*** SUPPLIED DATA Section Begins ***

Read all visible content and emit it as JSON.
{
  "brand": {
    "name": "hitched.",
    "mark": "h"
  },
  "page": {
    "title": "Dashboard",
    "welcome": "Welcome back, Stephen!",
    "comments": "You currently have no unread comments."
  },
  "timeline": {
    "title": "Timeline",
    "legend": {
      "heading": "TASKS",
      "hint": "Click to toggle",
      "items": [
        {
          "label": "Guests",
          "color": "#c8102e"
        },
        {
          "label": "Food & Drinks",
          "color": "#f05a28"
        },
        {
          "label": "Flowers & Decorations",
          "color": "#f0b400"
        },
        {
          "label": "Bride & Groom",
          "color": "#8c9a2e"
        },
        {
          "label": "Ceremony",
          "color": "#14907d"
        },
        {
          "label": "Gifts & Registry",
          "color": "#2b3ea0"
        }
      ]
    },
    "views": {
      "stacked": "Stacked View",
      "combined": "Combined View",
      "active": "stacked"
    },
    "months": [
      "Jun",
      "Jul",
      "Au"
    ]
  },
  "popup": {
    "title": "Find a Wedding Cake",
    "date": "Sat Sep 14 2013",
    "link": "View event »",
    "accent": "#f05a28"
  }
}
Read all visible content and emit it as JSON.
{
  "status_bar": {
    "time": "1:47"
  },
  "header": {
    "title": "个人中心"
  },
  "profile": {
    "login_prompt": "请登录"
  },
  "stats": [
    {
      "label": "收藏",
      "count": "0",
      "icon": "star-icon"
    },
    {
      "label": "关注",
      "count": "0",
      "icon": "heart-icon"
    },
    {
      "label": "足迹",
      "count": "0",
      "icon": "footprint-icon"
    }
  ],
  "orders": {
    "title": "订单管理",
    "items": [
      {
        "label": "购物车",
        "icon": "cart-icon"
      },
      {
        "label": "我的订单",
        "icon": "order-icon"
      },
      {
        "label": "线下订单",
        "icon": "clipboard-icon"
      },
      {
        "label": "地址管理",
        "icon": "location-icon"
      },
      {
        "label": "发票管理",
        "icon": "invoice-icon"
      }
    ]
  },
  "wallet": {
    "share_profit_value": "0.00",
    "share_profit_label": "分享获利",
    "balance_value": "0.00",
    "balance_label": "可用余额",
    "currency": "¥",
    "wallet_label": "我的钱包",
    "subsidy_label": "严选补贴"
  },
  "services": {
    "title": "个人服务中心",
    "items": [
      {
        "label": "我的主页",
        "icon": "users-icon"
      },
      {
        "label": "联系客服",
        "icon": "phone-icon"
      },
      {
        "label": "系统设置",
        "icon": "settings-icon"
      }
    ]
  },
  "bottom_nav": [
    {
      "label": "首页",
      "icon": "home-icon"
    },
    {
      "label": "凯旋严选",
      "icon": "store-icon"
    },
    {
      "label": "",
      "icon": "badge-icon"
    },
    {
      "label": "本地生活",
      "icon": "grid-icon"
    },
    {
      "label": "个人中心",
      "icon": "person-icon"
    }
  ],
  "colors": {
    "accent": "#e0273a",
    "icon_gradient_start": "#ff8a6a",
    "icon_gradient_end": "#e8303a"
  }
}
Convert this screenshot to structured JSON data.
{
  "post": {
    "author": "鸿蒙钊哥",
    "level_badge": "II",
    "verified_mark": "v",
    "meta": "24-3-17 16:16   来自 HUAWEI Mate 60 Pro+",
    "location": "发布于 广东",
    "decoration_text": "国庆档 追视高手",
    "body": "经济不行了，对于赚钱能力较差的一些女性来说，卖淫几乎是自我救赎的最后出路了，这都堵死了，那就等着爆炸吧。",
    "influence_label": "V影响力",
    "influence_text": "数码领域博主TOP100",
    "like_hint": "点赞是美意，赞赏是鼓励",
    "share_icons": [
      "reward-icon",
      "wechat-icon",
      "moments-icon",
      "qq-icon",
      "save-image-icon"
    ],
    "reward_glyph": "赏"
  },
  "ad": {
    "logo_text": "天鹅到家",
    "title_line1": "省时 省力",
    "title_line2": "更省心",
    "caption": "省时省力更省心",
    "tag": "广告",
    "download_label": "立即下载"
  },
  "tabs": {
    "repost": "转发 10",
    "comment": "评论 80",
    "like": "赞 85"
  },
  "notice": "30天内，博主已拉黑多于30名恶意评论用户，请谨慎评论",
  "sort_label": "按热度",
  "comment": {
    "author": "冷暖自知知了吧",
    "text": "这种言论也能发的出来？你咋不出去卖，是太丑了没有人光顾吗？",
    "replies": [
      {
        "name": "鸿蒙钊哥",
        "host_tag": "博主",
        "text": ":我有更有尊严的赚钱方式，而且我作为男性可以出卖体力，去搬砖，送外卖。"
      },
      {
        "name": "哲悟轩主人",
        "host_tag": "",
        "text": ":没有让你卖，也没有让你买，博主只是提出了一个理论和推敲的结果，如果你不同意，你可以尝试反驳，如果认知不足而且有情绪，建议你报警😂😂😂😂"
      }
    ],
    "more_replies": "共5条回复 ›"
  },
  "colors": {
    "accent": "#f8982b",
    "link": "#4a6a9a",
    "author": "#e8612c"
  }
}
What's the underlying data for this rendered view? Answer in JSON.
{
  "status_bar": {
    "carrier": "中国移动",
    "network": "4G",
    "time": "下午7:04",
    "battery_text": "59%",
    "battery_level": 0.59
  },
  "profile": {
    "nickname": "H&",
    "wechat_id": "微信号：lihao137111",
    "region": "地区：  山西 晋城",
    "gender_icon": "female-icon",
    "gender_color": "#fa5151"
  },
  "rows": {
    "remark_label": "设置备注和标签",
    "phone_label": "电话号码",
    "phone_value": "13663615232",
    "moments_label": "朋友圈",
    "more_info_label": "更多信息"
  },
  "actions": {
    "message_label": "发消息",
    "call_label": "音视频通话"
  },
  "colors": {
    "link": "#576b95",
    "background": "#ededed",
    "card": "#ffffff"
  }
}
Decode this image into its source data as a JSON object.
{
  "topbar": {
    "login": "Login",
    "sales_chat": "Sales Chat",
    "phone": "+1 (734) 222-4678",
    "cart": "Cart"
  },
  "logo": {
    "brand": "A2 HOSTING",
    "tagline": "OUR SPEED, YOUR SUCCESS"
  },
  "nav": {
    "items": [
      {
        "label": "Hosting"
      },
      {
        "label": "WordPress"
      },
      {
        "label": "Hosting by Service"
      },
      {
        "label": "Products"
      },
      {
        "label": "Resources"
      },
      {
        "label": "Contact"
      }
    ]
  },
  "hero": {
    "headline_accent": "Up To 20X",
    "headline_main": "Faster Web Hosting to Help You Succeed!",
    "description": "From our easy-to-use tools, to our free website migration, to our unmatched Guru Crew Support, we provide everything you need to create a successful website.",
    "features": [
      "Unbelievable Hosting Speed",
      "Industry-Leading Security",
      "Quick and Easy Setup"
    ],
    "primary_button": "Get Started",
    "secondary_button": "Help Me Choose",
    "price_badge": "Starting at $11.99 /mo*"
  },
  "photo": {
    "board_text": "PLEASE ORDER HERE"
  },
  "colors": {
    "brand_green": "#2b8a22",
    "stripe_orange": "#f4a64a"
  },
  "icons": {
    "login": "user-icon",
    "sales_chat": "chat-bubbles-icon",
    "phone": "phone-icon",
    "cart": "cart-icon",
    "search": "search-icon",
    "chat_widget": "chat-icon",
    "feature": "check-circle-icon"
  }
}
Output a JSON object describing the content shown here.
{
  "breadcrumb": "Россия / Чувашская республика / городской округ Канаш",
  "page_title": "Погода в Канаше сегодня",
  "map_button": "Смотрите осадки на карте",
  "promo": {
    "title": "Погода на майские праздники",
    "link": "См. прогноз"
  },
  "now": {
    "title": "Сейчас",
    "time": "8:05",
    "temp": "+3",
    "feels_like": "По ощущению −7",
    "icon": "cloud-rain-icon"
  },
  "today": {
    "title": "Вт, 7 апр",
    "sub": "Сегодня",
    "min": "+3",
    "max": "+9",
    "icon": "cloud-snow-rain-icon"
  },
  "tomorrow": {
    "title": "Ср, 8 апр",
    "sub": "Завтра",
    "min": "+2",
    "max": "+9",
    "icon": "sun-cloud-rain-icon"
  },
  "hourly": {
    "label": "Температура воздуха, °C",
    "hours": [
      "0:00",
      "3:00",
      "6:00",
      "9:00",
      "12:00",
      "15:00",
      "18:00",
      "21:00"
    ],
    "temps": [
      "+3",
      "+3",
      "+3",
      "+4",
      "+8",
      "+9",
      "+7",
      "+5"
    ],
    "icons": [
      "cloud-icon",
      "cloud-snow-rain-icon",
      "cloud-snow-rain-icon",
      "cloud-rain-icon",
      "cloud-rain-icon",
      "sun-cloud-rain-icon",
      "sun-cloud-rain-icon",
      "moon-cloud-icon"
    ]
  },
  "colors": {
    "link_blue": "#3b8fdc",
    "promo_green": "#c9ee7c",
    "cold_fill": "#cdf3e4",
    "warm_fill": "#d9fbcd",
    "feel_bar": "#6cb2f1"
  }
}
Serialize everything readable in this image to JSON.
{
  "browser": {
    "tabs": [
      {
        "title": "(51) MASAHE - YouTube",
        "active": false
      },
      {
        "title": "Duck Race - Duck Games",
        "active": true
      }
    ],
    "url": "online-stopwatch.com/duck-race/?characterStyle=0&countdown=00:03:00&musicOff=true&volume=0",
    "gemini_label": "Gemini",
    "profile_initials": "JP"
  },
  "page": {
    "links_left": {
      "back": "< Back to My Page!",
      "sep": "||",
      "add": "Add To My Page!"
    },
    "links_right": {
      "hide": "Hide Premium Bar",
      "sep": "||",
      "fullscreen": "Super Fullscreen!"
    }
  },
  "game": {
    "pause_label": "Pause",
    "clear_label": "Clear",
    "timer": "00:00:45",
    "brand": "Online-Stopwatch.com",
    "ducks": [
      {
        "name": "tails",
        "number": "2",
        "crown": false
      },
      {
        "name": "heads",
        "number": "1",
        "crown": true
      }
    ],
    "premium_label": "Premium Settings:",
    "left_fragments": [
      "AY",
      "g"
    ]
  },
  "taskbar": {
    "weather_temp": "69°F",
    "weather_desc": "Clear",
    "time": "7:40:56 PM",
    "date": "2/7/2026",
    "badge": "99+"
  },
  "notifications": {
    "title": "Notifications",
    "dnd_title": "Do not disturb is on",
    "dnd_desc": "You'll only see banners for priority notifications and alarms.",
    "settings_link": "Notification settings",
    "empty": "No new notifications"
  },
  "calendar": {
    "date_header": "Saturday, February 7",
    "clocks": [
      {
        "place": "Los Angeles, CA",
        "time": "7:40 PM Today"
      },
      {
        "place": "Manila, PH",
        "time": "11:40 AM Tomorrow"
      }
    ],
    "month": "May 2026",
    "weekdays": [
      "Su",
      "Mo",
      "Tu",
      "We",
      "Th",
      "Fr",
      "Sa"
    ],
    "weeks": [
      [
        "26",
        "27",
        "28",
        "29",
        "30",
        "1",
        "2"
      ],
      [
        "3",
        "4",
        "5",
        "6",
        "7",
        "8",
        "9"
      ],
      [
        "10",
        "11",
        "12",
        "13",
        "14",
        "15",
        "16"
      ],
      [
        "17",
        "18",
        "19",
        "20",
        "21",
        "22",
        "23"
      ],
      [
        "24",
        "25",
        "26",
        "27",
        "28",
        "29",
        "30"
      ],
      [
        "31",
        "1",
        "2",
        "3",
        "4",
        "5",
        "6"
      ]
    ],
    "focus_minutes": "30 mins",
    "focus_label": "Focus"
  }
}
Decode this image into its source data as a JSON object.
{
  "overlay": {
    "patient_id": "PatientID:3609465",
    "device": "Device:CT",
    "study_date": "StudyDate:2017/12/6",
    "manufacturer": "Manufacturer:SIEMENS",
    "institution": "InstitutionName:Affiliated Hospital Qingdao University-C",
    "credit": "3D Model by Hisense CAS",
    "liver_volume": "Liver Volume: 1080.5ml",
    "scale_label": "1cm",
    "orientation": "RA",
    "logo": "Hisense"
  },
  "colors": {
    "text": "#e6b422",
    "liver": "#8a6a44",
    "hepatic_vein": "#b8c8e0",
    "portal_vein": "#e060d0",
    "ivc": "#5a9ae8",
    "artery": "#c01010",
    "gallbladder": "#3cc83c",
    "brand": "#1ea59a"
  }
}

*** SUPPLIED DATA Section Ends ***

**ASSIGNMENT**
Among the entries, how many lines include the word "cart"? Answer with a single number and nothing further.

**SOLVED EXERCISE**
3